Find every line in the records below that holds the word "RECEITAS" and copy it.
_____
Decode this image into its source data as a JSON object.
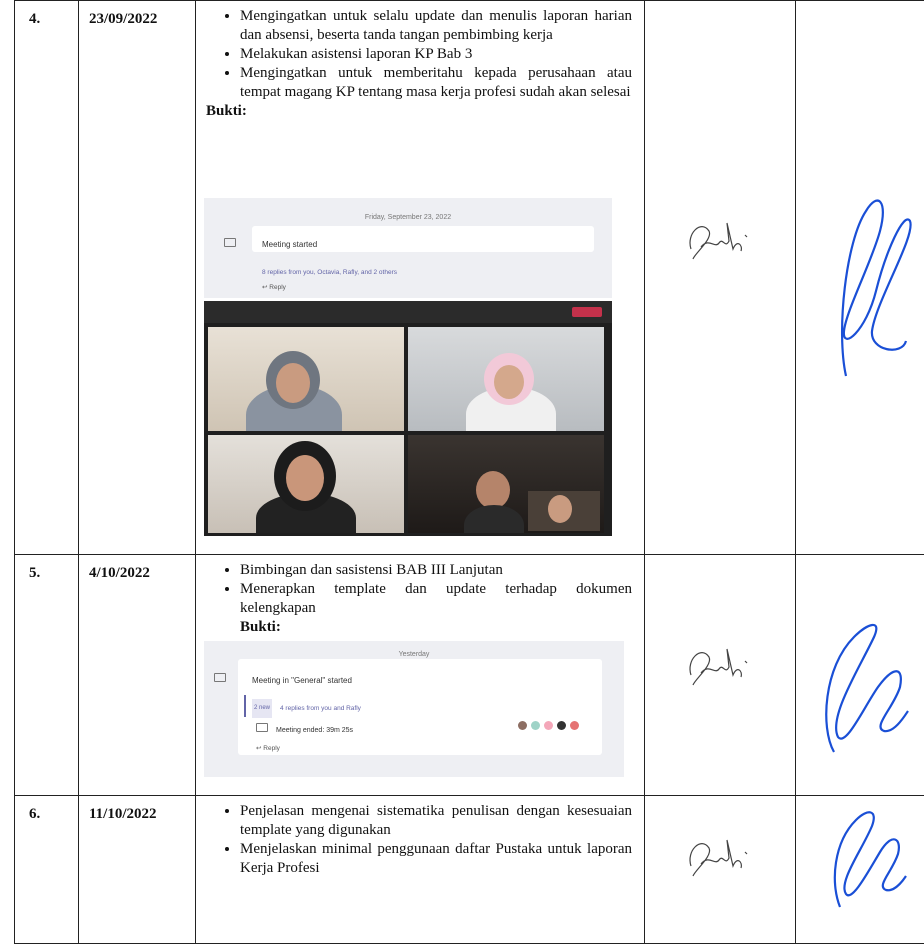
{
  "rows": [
    {
      "no": "4.",
      "date": "23/09/2022",
      "items": [
        "Mengingatkan untuk selalu update dan menulis laporan harian dan absensi, beserta tanda tangan pembimbing kerja",
        "Melakukan asistensi laporan KP Bab 3",
        "Mengingatkan untuk memberitahu kepada perusahaan atau tempat magang KP tentang masa kerja profesi sudah akan selesai"
      ],
      "bukti": "Bukti:",
      "screenshot": {
        "date": "Friday, September 23, 2022",
        "meeting": "Meeting started",
        "replies": "8 replies from you, Octavia, Rafly, and 2 others",
        "reply": "Reply"
      }
    },
    {
      "no": "5.",
      "date": "4/10/2022",
      "items": [
        "Bimbingan dan sasistensi BAB III Lanjutan",
        "Menerapkan template dan update terhadap dokumen kelengkapan"
      ],
      "bukti": "Bukti:",
      "screenshot": {
        "date": "Yesterday",
        "meeting": "Meeting in \"General\" started",
        "pill": "2 new",
        "replies": "4 replies from you and Rafly",
        "ended": "Meeting ended: 39m 25s",
        "reply": "Reply"
      }
    },
    {
      "no": "6.",
      "date": "11/10/2022",
      "items": [
        "Penjelasan mengenai sistematika penulisan dengan kesesuaian template yang digunakan",
        "Menjelaskan minimal penggunaan daftar Pustaka untuk laporan Kerja Profesi"
      ]
    }
  ],
  "colors": {
    "ink_blue": "#1a4fd6",
    "teams_purple": "#6264a7",
    "leave_red": "#c4314b"
  }
}
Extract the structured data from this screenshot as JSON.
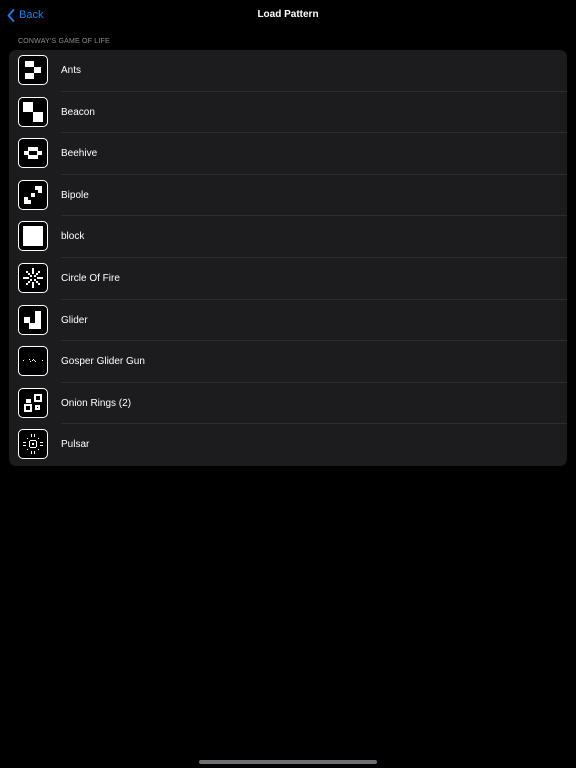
{
  "nav": {
    "back_label": "Back",
    "title": "Load Pattern"
  },
  "section": {
    "header": "CONWAY'S GAME OF LIFE",
    "items": [
      {
        "label": "Ants",
        "icon": "ants-pattern-icon"
      },
      {
        "label": "Beacon",
        "icon": "beacon-pattern-icon"
      },
      {
        "label": "Beehive",
        "icon": "beehive-pattern-icon"
      },
      {
        "label": "Bipole",
        "icon": "bipole-pattern-icon"
      },
      {
        "label": "block",
        "icon": "block-pattern-icon"
      },
      {
        "label": "Circle Of Fire",
        "icon": "circle-of-fire-pattern-icon"
      },
      {
        "label": "Glider",
        "icon": "glider-pattern-icon"
      },
      {
        "label": "Gosper Glider Gun",
        "icon": "gosper-glider-gun-pattern-icon"
      },
      {
        "label": "Onion Rings (2)",
        "icon": "onion-rings-pattern-icon"
      },
      {
        "label": "Pulsar",
        "icon": "pulsar-pattern-icon"
      }
    ]
  },
  "colors": {
    "accent": "#0a84ff",
    "background": "#000000",
    "list_background": "#1c1c1e",
    "separator": "#2c2c2e",
    "secondary_text": "#8e8e93"
  }
}
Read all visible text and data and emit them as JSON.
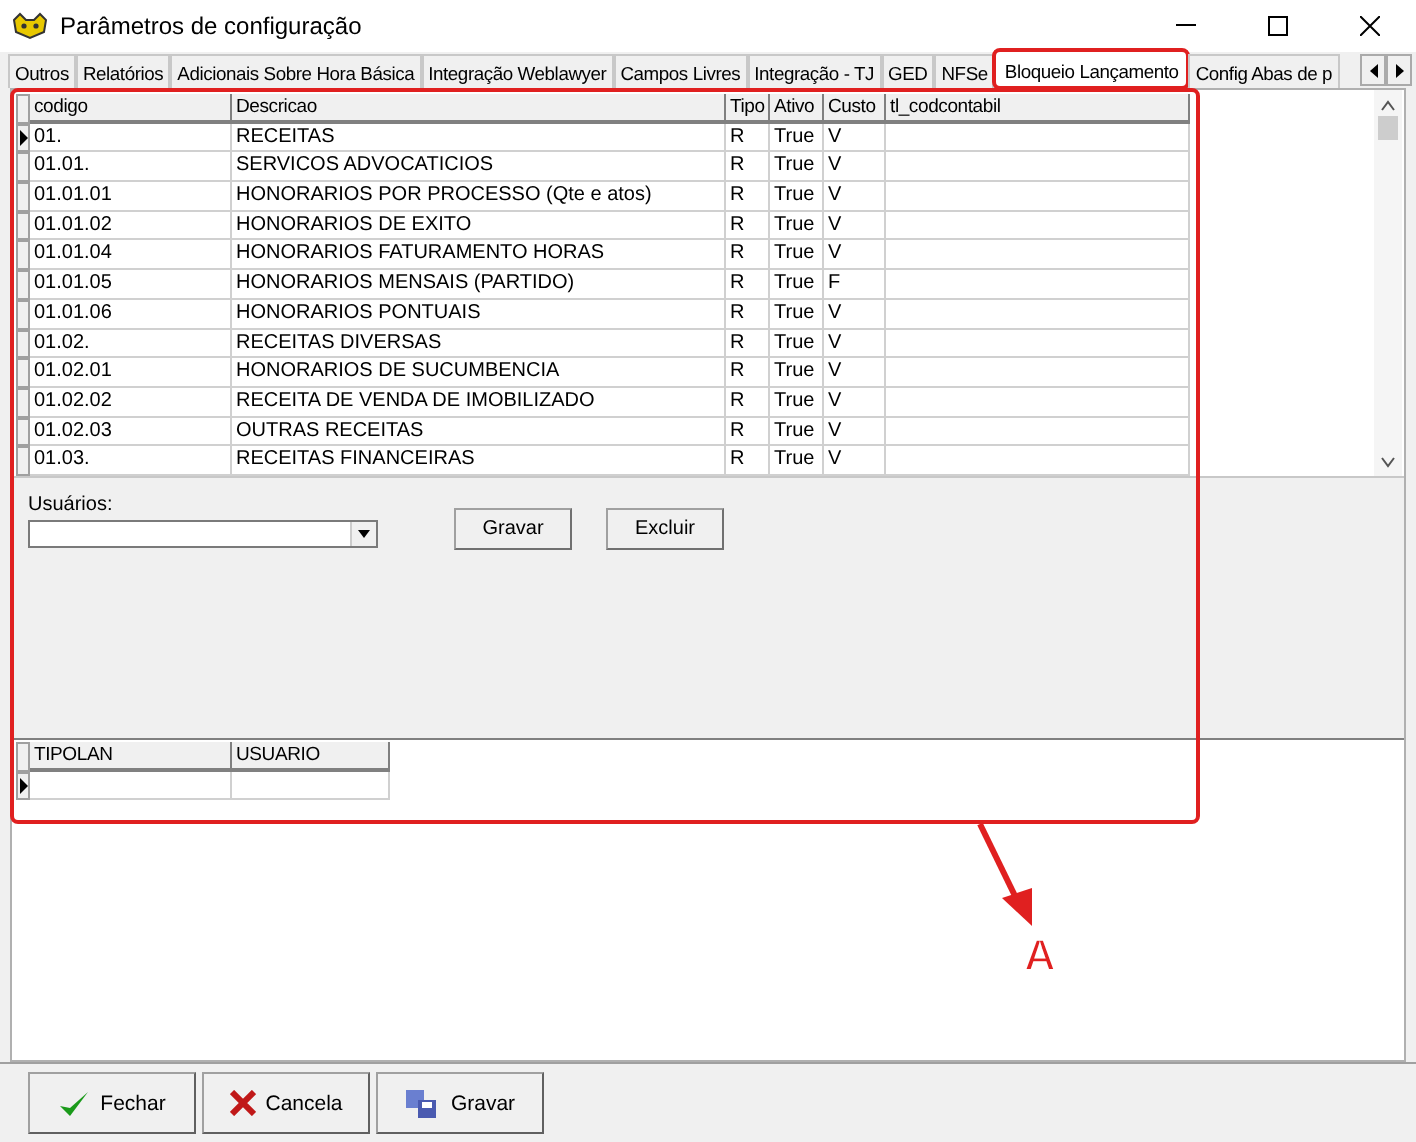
{
  "window": {
    "title": "Parâmetros de configuração"
  },
  "tabs": [
    {
      "label": "Outros",
      "selected": false
    },
    {
      "label": "Relatórios",
      "selected": false
    },
    {
      "label": "Adicionais Sobre Hora Básica",
      "selected": false
    },
    {
      "label": "Integração Weblawyer",
      "selected": false
    },
    {
      "label": "Campos Livres",
      "selected": false
    },
    {
      "label": "Integração - TJ",
      "selected": false
    },
    {
      "label": "GED",
      "selected": false
    },
    {
      "label": "NFSe",
      "selected": false
    },
    {
      "label": "Bloqueio Lançamento",
      "selected": true
    },
    {
      "label": "Config Abas de p",
      "selected": false
    }
  ],
  "top_grid": {
    "columns": [
      "codigo",
      "Descricao",
      "Tipo",
      "Ativo",
      "Custo",
      "tl_codcontabil"
    ],
    "rows": [
      {
        "selected": true,
        "cells": [
          "01.",
          "RECEITAS",
          "R",
          "True",
          "V"
        ]
      },
      {
        "selected": false,
        "cells": [
          "01.01.",
          "SERVICOS ADVOCATICIOS",
          "R",
          "True",
          "V"
        ]
      },
      {
        "selected": false,
        "cells": [
          "01.01.01",
          "HONORARIOS POR PROCESSO (Qte e atos)",
          "R",
          "True",
          "V"
        ]
      },
      {
        "selected": false,
        "cells": [
          "01.01.02",
          "HONORARIOS DE EXITO",
          "R",
          "True",
          "V"
        ]
      },
      {
        "selected": false,
        "cells": [
          "01.01.04",
          "HONORARIOS FATURAMENTO HORAS",
          "R",
          "True",
          "V"
        ]
      },
      {
        "selected": false,
        "cells": [
          "01.01.05",
          "HONORARIOS MENSAIS (PARTIDO)",
          "R",
          "True",
          "F"
        ]
      },
      {
        "selected": false,
        "cells": [
          "01.01.06",
          "HONORARIOS PONTUAIS",
          "R",
          "True",
          "V"
        ]
      },
      {
        "selected": false,
        "cells": [
          "01.02.",
          "RECEITAS DIVERSAS",
          "R",
          "True",
          "V"
        ]
      },
      {
        "selected": false,
        "cells": [
          "01.02.01",
          "HONORARIOS DE SUCUMBENCIA",
          "R",
          "True",
          "V"
        ]
      },
      {
        "selected": false,
        "cells": [
          "01.02.02",
          "RECEITA DE VENDA DE IMOBILIZADO",
          "R",
          "True",
          "V"
        ]
      },
      {
        "selected": false,
        "cells": [
          "01.02.03",
          "OUTRAS RECEITAS",
          "R",
          "True",
          "V"
        ]
      },
      {
        "selected": false,
        "cells": [
          "01.03.",
          "RECEITAS FINANCEIRAS",
          "R",
          "True",
          "V"
        ]
      }
    ]
  },
  "form": {
    "usuarios_label": "Usuários:",
    "buttons": [
      "Gravar",
      "Excluir"
    ]
  },
  "bottom_grid": {
    "columns": [
      "TIPOLAN",
      "USUARIO"
    ],
    "rows": [
      {
        "selected": true
      }
    ]
  },
  "footer_buttons": [
    {
      "kind": "check",
      "label": "Fechar"
    },
    {
      "kind": "cross",
      "label": "Cancela"
    },
    {
      "kind": "save",
      "label": "Gravar"
    }
  ],
  "annotation": {
    "label": "A"
  }
}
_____
#### Answer for the task:
          "RECEITAS",
          "RECEITAS DIVERSAS",
          "OUTRAS RECEITAS",
          "RECEITAS FINANCEIRAS",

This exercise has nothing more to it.